Good timing and the ability to respond fast and precisely to every movement, behaviour or unexpected situation is essential to training horses – whether it’s handling the horse on the ground, training for a dressage test or competing on a cross country course.
The right timing is key – for training your horse as well as your own safety. As a rider you need to be able to react immediately and in a controlled manner to various situations. This is true for giving the horse positive feedback during training at exactly the right time to help the horse understand what you want. It is also important in situations where your horse may spook or react impulsively. In these situations, you as a rider need to be able to react fast and in a controlled manner to avoid falling of, gripping with your legs or pulling on the reins, possibly making the situation worse.
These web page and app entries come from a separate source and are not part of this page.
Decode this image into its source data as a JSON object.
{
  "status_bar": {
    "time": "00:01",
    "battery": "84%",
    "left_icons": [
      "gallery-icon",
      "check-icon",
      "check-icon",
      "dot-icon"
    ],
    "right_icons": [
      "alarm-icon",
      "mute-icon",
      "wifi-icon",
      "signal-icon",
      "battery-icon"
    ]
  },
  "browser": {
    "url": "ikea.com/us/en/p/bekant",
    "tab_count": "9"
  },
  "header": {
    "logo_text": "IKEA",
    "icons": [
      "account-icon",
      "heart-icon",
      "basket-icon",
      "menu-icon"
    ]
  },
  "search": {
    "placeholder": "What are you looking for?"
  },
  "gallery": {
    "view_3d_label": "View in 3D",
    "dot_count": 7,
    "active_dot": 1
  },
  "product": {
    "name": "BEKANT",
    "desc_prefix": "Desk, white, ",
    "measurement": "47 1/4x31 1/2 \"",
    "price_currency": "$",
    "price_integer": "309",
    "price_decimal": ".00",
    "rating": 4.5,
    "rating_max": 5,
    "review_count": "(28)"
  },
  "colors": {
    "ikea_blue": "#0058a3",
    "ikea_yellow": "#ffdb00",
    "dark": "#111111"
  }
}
The reaction time describes the period of time, which you need to become aware of a stimulus and react to it. This process can be divided into three phases:
1. Awareness: The period of time until the stimulus is consciously perceived.
2. Decision: The time you need to decide whether the stimulus requires a reaction.
3. Initiation: The time you need to initiate and perform your reaction.
The stimulus is perceived and processed by the central and peripheral nervous system and it is transferred by the efferent motor neurons as a command for a response by the targeted muscles. All of this happens in a split second. In contrast to reflexes, such reactions are carried out deliberately. The reaction time takes on average 180 milliseconds between the first realisation or feeling of the stimulus until initiating necessary measures. The better your reaction time, the faster you get to the desired result.
Several factors can slow down your reaction time: injuries, diseases or a lack of nutrients for example, as well as a lack of sleep, a negative mood, discomfort, fear or a lack of concentration. The good news are: You can improve your reaction time.
It’s all about how fast and how well-coordinated your body can react to external stimuli. For example, running through a forest on uneven ground trains your ability to process and react to visual and haptic stimuli. Using a reflex ball or playing video games improves your hand-eye-coordination. Have fun improving your reaction time with this fitness game: